When George Zimmerman invoked Floridaâ€™s Stand Your Ground law after he shot and killed Trayvon Martin on February 26 of this year, the nation was introduced to a group of self-defense laws adopted by 20+ states that give folks the right to use deadly force without fear of arrest.
Outcry regarding the way it has been applied in prominent cases (including that of Marissa Alexander, who was denied the protection) prompted the U.S. Commission on Civil Rights to open an investigation into the way it is being enforced around the country. As we await their report â€” which isnâ€™t due until next year â€” we turned to the experts to debate whether or not there is racial bias in the way these laws are enforced.
Sam Fulwood III, a senior fellow at the Center for American Progress, is on the pro side, that is, he thinks the enforcement of Stand Your Ground laws is racially biased. On the other side of the discussion, we tapped Ken Blackwell, a senior fellow at the American Civil Rights Union and visiting professor at Liberty University School of Law.

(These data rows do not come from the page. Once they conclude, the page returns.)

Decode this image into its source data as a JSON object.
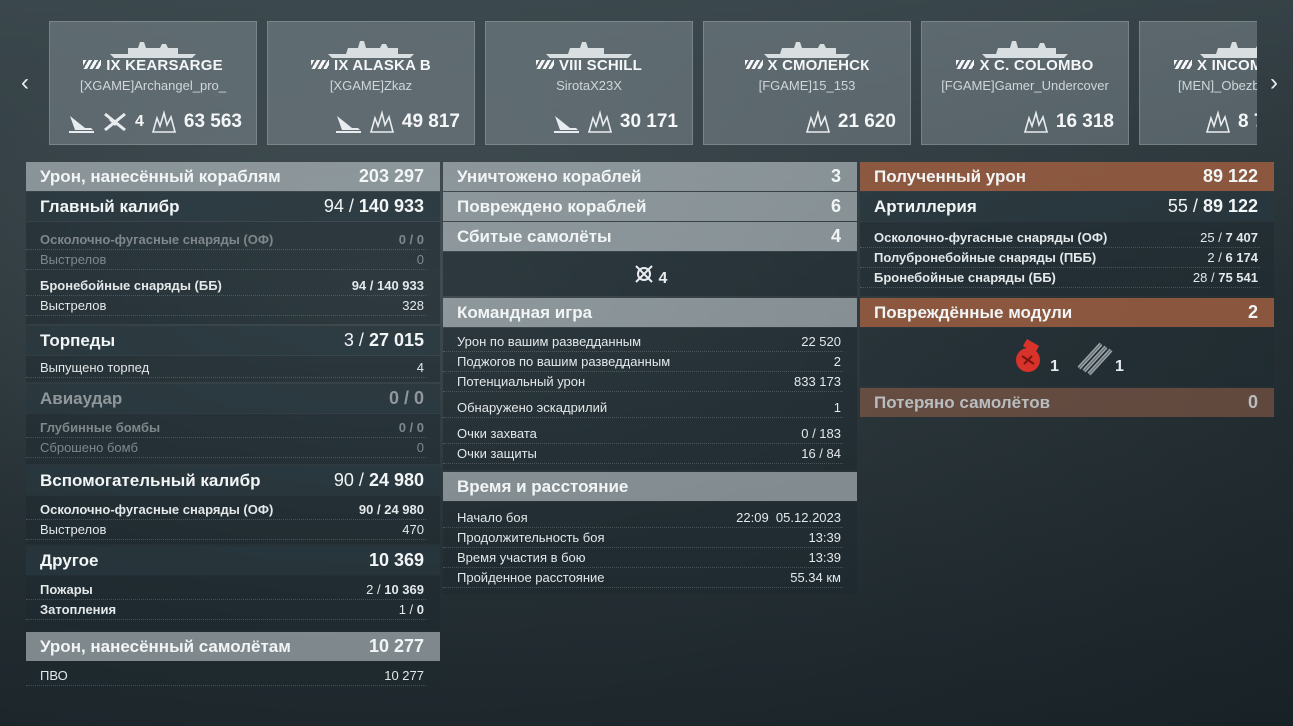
{
  "ships": [
    {
      "tier": "IX",
      "name": "KEARSARGE",
      "player": "[XGAME]Archangel_pro_",
      "icons": [
        "torpedo-hit-icon",
        "plane-kill-icon",
        "damage-icon"
      ],
      "planes": "4",
      "damage": "63 563"
    },
    {
      "tier": "IX",
      "name": "ALASKA B",
      "player": "[XGAME]Zkaz",
      "icons": [
        "torpedo-hit-icon",
        "damage-icon"
      ],
      "damage": "49 817"
    },
    {
      "tier": "VIII",
      "name": "SCHILL",
      "player": "SirotaX23X",
      "icons": [
        "torpedo-hit-icon",
        "damage-icon"
      ],
      "damage": "30 171"
    },
    {
      "tier": "X",
      "name": "СМОЛЕНСК",
      "player": "[FGAME]15_153",
      "icons": [
        "damage-icon"
      ],
      "damage": "21 620"
    },
    {
      "tier": "X",
      "name": "C. COLOMBO",
      "player": "[FGAME]Gamer_Undercover",
      "icons": [
        "damage-icon"
      ],
      "damage": "16 318"
    },
    {
      "tier": "X",
      "name": "INCOM",
      "player": "[MEN]_Obezb",
      "icons": [
        "damage-icon"
      ],
      "damage": "8 7"
    }
  ],
  "left": {
    "ship_damage": {
      "label": "Урон, нанесённый кораблям",
      "value": "203 297"
    },
    "main_battery": {
      "label": "Главный калибр",
      "hits": "94",
      "total": "140 933"
    },
    "he": {
      "label": "Осколочно-фугасные снаряды (ОФ)",
      "value": "0 / 0"
    },
    "he_shots": {
      "label": "Выстрелов",
      "value": "0"
    },
    "ap": {
      "label": "Бронебойные снаряды (ББ)",
      "hits": "94",
      "total": "140 933"
    },
    "ap_shots": {
      "label": "Выстрелов",
      "value": "328"
    },
    "torpedoes": {
      "label": "Торпеды",
      "hits": "3",
      "total": "27 015"
    },
    "torp_fired": {
      "label": "Выпущено торпед",
      "value": "4"
    },
    "air_strike": {
      "label": "Авиаудар",
      "value": "0 / 0"
    },
    "depth": {
      "label": "Глубинные бомбы",
      "value": "0 / 0"
    },
    "bombs": {
      "label": "Сброшено бомб",
      "value": "0"
    },
    "secondary": {
      "label": "Вспомогательный калибр",
      "hits": "90",
      "total": "24 980"
    },
    "sec_he": {
      "label": "Осколочно-фугасные снаряды (ОФ)",
      "hits": "90",
      "total": "24 980"
    },
    "sec_shots": {
      "label": "Выстрелов",
      "value": "470"
    },
    "other": {
      "label": "Другое",
      "value": "10 369"
    },
    "fires": {
      "label": "Пожары",
      "hits": "2",
      "total": "10 369"
    },
    "floods": {
      "label": "Затопления",
      "hits": "1",
      "total": "0"
    },
    "plane_damage": {
      "label": "Урон, нанесённый самолётам",
      "value": "10 277"
    },
    "aa": {
      "label": "ПВО",
      "value": "10 277"
    }
  },
  "middle": {
    "destroyed": {
      "label": "Уничтожено кораблей",
      "value": "3"
    },
    "damaged": {
      "label": "Повреждено кораблей",
      "value": "6"
    },
    "planes": {
      "label": "Сбитые самолёты",
      "value": "4"
    },
    "planes_icon_count": "4",
    "team": {
      "label": "Командная игра"
    },
    "spotting_damage": {
      "label": "Урон по вашим разведданным",
      "value": "22 520"
    },
    "spotting_fires": {
      "label": "Поджогов по вашим разведданным",
      "value": "2"
    },
    "potential": {
      "label": "Потенциальный урон",
      "value": "833 173"
    },
    "squadrons": {
      "label": "Обнаружено эскадрилий",
      "value": "1"
    },
    "capture": {
      "label": "Очки захвата",
      "value": "0 / 183"
    },
    "defense": {
      "label": "Очки защиты",
      "value": "16 / 84"
    },
    "time": {
      "label": "Время и расстояние"
    },
    "start": {
      "label": "Начало боя",
      "value": "22:09  05.12.2023"
    },
    "duration": {
      "label": "Продолжительность боя",
      "value": "13:39"
    },
    "participation": {
      "label": "Время участия в бою",
      "value": "13:39"
    },
    "distance": {
      "label": "Пройденное расстояние",
      "value": "55.34 км"
    }
  },
  "right": {
    "received": {
      "label": "Полученный урон",
      "value": "89 122"
    },
    "artillery": {
      "label": "Артиллерия",
      "hits": "55",
      "total": "89 122"
    },
    "he": {
      "label": "Осколочно-фугасные снаряды (ОФ)",
      "hits": "25",
      "total": "7 407"
    },
    "sap": {
      "label": "Полубронебойные снаряды (ПББ)",
      "hits": "2",
      "total": "6 174"
    },
    "ap": {
      "label": "Бронебойные снаряды (ББ)",
      "hits": "28",
      "total": "75 541"
    },
    "modules": {
      "label": "Повреждённые модули",
      "value": "2"
    },
    "module_items": [
      {
        "icon": "engine-module-icon",
        "count": "1"
      },
      {
        "icon": "torpedo-tube-module-icon",
        "count": "1"
      }
    ],
    "lost_planes": {
      "label": "Потеряно самолётов",
      "value": "0"
    }
  },
  "colors": {
    "rust": "#985c40",
    "module_red": "#d8332a"
  }
}
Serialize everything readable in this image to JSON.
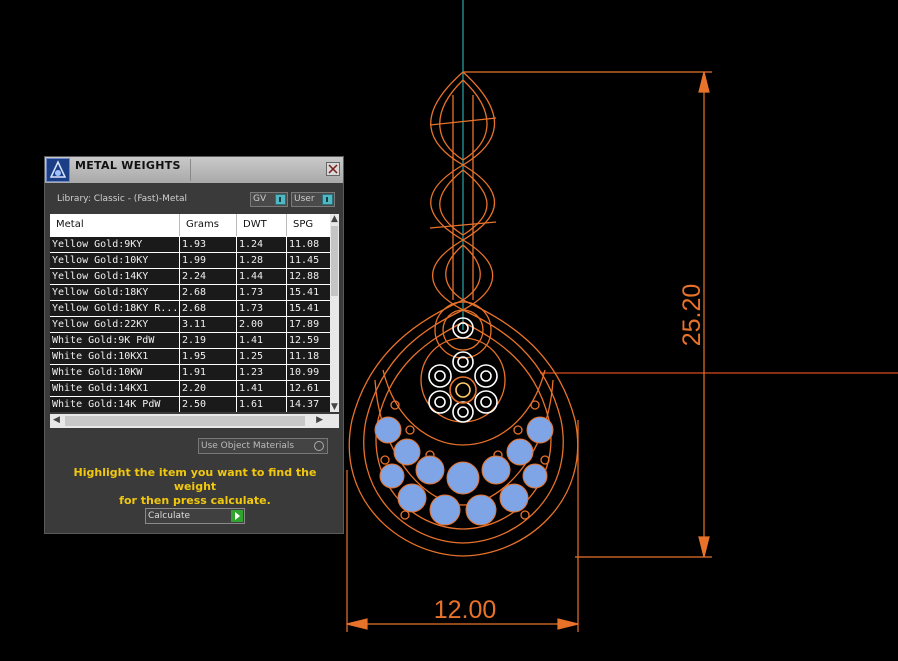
{
  "dimensions": {
    "height_label": "25.20",
    "width_label": "12.00"
  },
  "colors": {
    "background": "#000000",
    "drawing_lines": "#e8722a",
    "gem_fill": "#7fa5e6",
    "axis_line": "#2aa7a7",
    "hint_text": "#f2c80f"
  },
  "dialog": {
    "title": "METAL WEIGHTS",
    "library_label": "Library: Classic - (Fast)-Metal",
    "gv_label": "GV",
    "user_label": "User",
    "columns": [
      "Metal",
      "Grams",
      "DWT",
      "SPG"
    ],
    "rows": [
      [
        "Yellow Gold:9KY",
        "1.93",
        "1.24",
        "11.08"
      ],
      [
        "Yellow Gold:10KY",
        "1.99",
        "1.28",
        "11.45"
      ],
      [
        "Yellow Gold:14KY",
        "2.24",
        "1.44",
        "12.88"
      ],
      [
        "Yellow Gold:18KY",
        "2.68",
        "1.73",
        "15.41"
      ],
      [
        "Yellow Gold:18KY R...",
        "2.68",
        "1.73",
        "15.41"
      ],
      [
        "Yellow Gold:22KY",
        "3.11",
        "2.00",
        "17.89"
      ],
      [
        "White Gold:9K PdW",
        "2.19",
        "1.41",
        "12.59"
      ],
      [
        "White Gold:10KX1",
        "1.95",
        "1.25",
        "11.18"
      ],
      [
        "White Gold:10KW",
        "1.91",
        "1.23",
        "10.99"
      ],
      [
        "White Gold:14KX1",
        "2.20",
        "1.41",
        "12.61"
      ],
      [
        "White Gold:14K PdW",
        "2.50",
        "1.61",
        "14.37"
      ]
    ],
    "use_object_materials_label": "Use Object Materials",
    "hint_line1": "Highlight the item you want to find the weight",
    "hint_line2": "for then press calculate.",
    "calculate_label": "Calculate"
  }
}
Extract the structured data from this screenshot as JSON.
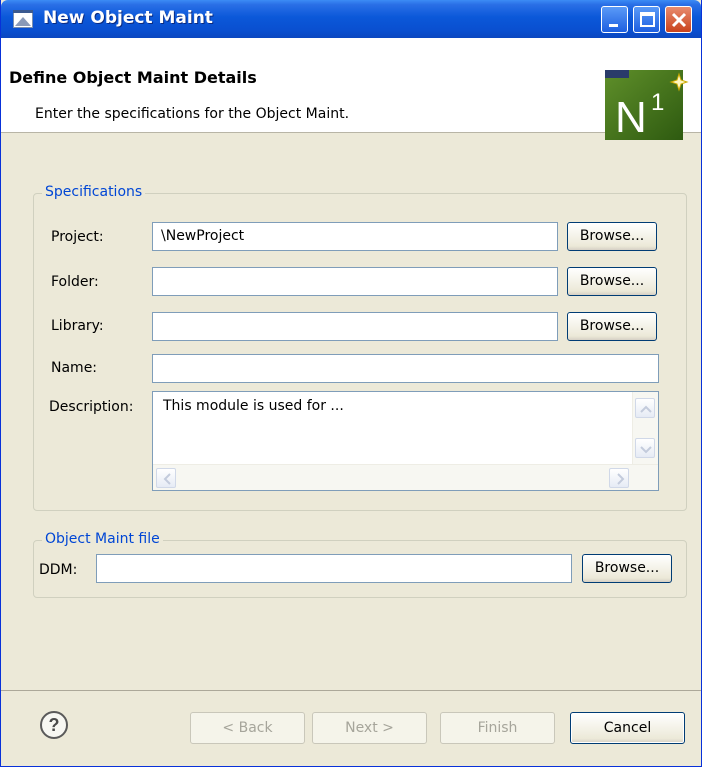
{
  "window": {
    "title": "New Object Maint"
  },
  "header": {
    "title": "Define Object Maint Details",
    "description": "Enter the specifications for the Object Maint.",
    "logo": {
      "letter": "N",
      "superscript": "1"
    }
  },
  "specifications": {
    "label": "Specifications",
    "project": {
      "label": "Project:",
      "value": "\\NewProject",
      "browse": "Browse..."
    },
    "folder": {
      "label": "Folder:",
      "value": "",
      "browse": "Browse..."
    },
    "library": {
      "label": "Library:",
      "value": "",
      "browse": "Browse..."
    },
    "name": {
      "label": "Name:",
      "value": ""
    },
    "description": {
      "label": "Description:",
      "value": "This module is used for ..."
    }
  },
  "object_maint_file": {
    "label": "Object Maint file",
    "ddm": {
      "label": "DDM:",
      "value": "",
      "browse": "Browse..."
    }
  },
  "footer": {
    "back": "< Back",
    "next": "Next >",
    "finish": "Finish",
    "cancel": "Cancel"
  },
  "icons": [
    "app-icon",
    "minimize-icon",
    "maximize-icon",
    "close-icon",
    "help-icon",
    "scroll-up-icon",
    "scroll-down-icon",
    "scroll-left-icon",
    "scroll-right-icon"
  ]
}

We asked both the exact same questions; their answers have been edited only for clarity and space. Give it a read, then head to the comments to tell us where you fall in this debate. Let the discussion begin:
[Man aiming gun image via Shutterstock]